Three reasons you could be losing business unnecessarily
The new operators of the leisure centre in my home town are having a bit of a hard time recently. It’s a council owned facility and they changed service provider earlier this year. As well as teething troubles in the changeover of membership systems, the delay in getting the gym refurbished and a general lack of communication in the transition, the biggest complaint has been about the continuing level of cleanliness in the changing rooms. Both the local town Facebook page and that of the centre are full of complaint after complaint about how dirty the swimming pool changing rooms are, and the apparent lack of an effective response.
Members are leaving because of it.
I think everyone understands that keeping an area like a swimming pool changing room clean all the time is difficult, and the layout of the changing rooms isn’t great, but it is done elsewhere, and there surely has to be a way to solve the issues, and to make sure that the promised deep cleaning happens when it should.
There are simple but crucial issues like this in businesses everywhere – basic things that if not managed or resourced well, will cost you customers.
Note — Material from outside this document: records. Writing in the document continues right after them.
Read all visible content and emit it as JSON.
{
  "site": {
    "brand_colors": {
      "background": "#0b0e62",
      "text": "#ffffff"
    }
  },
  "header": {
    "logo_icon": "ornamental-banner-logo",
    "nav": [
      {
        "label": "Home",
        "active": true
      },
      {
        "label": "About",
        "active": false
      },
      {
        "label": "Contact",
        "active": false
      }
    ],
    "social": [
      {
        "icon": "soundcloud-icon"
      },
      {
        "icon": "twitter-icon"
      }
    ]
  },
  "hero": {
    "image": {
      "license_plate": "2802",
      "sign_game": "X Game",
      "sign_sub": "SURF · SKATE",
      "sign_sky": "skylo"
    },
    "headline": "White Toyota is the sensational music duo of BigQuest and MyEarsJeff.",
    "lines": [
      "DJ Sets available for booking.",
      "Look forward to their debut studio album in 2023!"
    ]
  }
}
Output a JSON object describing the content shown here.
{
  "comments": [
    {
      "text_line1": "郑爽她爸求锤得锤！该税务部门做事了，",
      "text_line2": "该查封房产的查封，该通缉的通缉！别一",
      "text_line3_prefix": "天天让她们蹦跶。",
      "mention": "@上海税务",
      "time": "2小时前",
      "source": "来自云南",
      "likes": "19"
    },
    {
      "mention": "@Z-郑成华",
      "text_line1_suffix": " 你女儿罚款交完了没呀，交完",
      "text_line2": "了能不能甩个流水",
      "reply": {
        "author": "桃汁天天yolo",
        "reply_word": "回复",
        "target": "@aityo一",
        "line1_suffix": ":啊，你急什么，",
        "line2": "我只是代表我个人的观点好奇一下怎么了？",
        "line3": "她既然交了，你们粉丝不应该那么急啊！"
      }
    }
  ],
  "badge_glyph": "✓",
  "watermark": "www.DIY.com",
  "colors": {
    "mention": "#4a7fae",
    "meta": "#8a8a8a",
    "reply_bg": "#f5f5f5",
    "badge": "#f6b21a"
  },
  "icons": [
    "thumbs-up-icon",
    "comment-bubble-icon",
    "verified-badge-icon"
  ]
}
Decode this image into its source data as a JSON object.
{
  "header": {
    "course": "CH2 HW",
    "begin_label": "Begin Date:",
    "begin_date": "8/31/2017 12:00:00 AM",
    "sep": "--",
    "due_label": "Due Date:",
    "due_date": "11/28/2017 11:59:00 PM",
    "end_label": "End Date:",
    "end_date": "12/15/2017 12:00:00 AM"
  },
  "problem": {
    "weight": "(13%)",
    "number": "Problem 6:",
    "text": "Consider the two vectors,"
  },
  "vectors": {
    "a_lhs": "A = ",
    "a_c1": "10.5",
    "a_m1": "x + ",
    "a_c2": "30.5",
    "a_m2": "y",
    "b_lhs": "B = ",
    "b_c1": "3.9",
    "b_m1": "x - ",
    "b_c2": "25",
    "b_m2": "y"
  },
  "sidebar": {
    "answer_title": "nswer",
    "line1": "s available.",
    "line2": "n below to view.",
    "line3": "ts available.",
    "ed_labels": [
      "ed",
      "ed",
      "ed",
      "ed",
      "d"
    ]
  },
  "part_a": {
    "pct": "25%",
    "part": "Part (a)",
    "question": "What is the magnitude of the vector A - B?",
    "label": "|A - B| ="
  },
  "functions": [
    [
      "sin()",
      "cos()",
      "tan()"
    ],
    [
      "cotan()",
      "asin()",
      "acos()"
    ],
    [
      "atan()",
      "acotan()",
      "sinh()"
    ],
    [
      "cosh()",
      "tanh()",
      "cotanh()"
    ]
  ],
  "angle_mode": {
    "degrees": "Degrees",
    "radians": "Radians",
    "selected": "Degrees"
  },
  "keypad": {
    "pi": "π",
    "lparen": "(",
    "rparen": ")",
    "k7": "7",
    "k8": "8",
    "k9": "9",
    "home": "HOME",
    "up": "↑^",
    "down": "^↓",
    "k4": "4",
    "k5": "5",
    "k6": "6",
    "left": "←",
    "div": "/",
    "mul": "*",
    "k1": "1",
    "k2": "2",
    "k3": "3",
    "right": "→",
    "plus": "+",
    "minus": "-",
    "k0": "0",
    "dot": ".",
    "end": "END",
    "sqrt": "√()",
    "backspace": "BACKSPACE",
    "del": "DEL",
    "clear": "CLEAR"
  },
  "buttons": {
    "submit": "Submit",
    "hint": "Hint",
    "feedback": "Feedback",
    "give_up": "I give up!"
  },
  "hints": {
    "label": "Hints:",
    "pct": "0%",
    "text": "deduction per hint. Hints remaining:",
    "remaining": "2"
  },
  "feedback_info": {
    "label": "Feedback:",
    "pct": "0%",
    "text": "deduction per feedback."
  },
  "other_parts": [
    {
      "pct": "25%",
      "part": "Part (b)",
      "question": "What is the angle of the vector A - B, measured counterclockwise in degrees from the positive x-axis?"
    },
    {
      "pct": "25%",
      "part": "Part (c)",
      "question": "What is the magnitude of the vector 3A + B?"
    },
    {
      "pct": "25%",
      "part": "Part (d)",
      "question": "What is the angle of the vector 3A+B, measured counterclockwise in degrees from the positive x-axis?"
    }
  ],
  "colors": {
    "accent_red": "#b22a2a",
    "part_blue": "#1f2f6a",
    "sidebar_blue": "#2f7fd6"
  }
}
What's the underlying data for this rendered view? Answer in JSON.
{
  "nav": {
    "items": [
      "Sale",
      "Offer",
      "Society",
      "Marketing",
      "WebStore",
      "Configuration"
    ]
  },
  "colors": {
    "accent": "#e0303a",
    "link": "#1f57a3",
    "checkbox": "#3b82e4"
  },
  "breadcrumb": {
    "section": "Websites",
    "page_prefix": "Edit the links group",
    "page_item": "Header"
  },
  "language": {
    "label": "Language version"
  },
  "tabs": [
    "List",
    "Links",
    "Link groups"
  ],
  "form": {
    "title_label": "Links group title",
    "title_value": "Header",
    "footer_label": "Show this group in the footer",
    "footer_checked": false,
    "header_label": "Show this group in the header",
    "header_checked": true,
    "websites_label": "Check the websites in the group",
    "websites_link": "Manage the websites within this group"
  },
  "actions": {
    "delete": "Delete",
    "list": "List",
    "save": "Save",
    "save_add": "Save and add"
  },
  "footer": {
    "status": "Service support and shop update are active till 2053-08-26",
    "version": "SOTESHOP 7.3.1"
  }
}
What are these issues for you, and are you avoiding the pitfalls that my local leisure centre seems paralysed by:
Are you committing enough budget to solving it? A few extra hours of salary and cleaning material that prevents a loss of loyal (and particularly membership) custom is money well spent.
Are you leading the people responsible for performing these functions well, and managing their time and priorities sufficiently?
Have you created enough of a sense of mission and purpose for your team, especially when it involves lower paid staff in functions like cleaning, reception and anything customer facing?
I don’t know enough about the position at my local centre to say for sure what the issue is, but I wouldn’t mind guessing that each of the above are strong factors. With a change of ownership, establishing a positive culture, creating the impression that you care about staff and instilling a strong sense of pride in the mission (giving every member and visitor a positive experience) are key.
Whatever it is, I hope they cotton on soon. With a 30 year contract, it’s going to be a rough ride if they don’t, for the service providers – and whatever members they can keep.
CSR is a key factor in helping to create a sense of purpose and mission for your team – giving you a vehicle to inspire, motivate and lead your team, which has huge knock on effects for the business and the customer experience. Contact me now to find out how I can help.